1. To take a step, slowly lift the heel, followed by the soles and then the toes. Feel the sensations of each part of the foot gradually leaving the floor. Move as slowly as possible. (See picture a4)

2. Feel your foot moving forward as you lower it toward the ground, approximately halfway past the standing foot, or no more than the length of the standing foot.

3. Slowly place the toes, sole, and heel on the ground. Feel how they touch the ground in sequence. (See picture a5)

4. When the whole foot stands firmly on the ground, feel the Earth’s gravity of as though it were a magnet attracting the feet.
5. After placing the moving foot firmly on the ground, lift the other foot using the same method and tempo.

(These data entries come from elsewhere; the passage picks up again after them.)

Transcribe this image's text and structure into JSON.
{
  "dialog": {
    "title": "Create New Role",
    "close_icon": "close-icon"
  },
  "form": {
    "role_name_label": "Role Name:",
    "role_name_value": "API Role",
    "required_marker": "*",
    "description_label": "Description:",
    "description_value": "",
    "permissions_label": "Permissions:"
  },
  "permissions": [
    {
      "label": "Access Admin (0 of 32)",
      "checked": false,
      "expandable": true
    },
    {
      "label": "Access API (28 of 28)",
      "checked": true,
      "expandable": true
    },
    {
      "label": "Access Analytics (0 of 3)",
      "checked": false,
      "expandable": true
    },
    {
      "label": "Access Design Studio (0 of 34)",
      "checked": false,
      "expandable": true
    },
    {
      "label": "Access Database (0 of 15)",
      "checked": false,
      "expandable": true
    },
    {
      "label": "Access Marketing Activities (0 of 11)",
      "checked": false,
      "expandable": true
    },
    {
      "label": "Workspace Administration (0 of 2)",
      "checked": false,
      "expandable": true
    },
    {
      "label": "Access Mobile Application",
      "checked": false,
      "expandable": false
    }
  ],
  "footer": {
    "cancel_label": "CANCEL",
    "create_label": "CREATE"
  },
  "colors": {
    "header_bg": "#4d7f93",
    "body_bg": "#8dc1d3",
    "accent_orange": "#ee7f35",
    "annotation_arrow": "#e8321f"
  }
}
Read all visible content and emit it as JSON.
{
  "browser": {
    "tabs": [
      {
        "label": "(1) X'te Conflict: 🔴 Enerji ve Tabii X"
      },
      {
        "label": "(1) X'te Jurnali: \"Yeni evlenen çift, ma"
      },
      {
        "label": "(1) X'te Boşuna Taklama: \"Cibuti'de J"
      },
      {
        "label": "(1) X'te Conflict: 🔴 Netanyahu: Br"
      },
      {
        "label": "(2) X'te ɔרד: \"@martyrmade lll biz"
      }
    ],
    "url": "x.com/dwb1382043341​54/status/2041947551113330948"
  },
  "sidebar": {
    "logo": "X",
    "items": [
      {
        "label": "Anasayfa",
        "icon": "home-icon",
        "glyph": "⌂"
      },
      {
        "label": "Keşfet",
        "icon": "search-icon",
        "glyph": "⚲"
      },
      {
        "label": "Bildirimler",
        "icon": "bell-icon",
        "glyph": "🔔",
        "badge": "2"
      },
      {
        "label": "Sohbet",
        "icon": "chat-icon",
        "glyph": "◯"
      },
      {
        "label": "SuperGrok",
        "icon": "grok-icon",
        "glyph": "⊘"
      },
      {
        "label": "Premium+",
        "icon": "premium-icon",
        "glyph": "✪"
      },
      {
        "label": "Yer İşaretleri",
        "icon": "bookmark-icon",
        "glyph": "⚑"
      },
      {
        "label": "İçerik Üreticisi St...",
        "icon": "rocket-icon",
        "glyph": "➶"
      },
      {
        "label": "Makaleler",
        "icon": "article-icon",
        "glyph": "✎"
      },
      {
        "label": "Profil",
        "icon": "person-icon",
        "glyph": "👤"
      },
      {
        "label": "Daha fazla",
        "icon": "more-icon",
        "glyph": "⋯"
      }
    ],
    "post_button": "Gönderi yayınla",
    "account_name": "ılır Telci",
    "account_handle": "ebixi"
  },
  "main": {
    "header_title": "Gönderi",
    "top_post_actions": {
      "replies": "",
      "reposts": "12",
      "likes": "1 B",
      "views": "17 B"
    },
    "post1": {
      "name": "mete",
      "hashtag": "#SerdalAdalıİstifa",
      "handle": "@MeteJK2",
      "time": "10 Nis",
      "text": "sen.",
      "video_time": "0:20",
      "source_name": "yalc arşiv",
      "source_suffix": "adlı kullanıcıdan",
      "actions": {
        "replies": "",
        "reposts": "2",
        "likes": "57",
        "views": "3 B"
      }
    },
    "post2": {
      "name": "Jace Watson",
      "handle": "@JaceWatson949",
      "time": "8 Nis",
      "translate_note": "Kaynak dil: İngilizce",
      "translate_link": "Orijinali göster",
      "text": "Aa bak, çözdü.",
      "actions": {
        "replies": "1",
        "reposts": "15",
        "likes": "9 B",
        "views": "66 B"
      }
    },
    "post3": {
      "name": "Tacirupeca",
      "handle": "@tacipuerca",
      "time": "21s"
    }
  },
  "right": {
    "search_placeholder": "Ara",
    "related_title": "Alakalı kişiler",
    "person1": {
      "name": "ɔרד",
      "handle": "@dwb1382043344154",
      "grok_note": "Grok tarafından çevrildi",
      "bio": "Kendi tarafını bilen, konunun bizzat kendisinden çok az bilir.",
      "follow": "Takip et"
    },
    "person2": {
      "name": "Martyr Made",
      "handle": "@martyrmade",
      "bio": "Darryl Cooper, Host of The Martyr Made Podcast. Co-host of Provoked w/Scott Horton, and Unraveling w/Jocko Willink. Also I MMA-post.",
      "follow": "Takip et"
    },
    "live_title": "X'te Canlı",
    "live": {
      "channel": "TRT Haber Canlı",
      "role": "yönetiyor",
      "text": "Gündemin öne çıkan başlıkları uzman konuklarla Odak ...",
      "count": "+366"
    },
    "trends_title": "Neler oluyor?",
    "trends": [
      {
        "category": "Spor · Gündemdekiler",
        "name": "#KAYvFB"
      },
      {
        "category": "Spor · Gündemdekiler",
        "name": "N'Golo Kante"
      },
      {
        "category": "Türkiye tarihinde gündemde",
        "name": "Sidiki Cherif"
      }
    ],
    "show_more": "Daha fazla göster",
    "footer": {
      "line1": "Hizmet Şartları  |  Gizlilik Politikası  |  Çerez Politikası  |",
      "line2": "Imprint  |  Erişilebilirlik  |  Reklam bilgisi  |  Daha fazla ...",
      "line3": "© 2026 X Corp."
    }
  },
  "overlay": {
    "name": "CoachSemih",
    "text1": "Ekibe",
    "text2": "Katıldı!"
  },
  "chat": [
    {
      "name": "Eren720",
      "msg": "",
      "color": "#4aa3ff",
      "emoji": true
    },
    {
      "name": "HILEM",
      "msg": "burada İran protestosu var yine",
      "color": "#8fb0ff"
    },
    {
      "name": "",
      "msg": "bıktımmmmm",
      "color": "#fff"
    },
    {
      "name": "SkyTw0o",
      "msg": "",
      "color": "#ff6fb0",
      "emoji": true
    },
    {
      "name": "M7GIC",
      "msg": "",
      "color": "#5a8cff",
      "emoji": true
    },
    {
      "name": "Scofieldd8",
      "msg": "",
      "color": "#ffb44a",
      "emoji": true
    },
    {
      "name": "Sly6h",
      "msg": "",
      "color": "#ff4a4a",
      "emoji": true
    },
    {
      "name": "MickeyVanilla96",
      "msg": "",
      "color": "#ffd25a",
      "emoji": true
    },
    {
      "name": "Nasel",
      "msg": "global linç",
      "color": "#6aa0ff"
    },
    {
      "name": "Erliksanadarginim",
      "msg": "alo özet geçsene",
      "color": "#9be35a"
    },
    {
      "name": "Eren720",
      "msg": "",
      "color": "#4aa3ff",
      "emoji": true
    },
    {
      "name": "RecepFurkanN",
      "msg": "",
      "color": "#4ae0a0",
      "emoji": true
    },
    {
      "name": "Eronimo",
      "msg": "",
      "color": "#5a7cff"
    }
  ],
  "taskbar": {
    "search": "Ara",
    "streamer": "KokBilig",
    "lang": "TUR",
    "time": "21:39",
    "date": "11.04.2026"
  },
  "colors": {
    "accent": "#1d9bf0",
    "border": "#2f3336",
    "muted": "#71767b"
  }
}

6. To turn right, step forward with the left foot first. Then, turn the right foot 90 degrees to the right. Finally, turn the left foot to the right and step forward.
When practicing slow walking meditation, how do we keep the mind focused? One way is to focus on the moving foot, by being clearly aware of how it lifts, steps out, moves, and lands, as well as how we change feet. Be clearly aware of the sensations of the heels, soles, and toes moving at every moment. Make sure to stand steadily on one foot before shifting attention to the other.
An alternate method is to focus on the foot that remains still. While the other foot is still moving, pay full attention to the sensations of the foot standing firmly on the ground as though it were a rock. Once the moving foot lands firmly on the ground, shift your attention to it.
Choose the method that helps you concentrate the best. No matter which method you use, keep your steps flowing and continuous. The point is to settle the mind on the repeated movements. There is no need to stare at your feet; simply relax your whole body and keep your mind calm and stable. Rather than rush the pace of walking, make sure that your foot is firmly on the ground before taking another step. Every step needs to be solid and steady.

Resource: Issue 323 of Life Magazine, Dharma Drum Publishing Corporation
Translation: Hsiao Chen-an
Editing: Chang Chia-Cheng (張家誠), Keith Brown

Extended Reading:
Practice Walking Meditation to Experience Chan in Motion

​Fast Walking Meditation

Buddhist Circumambulation (Walking Meditation and Buddha Name Recitation)


See all the articles of the column, Walking Like the Buddha.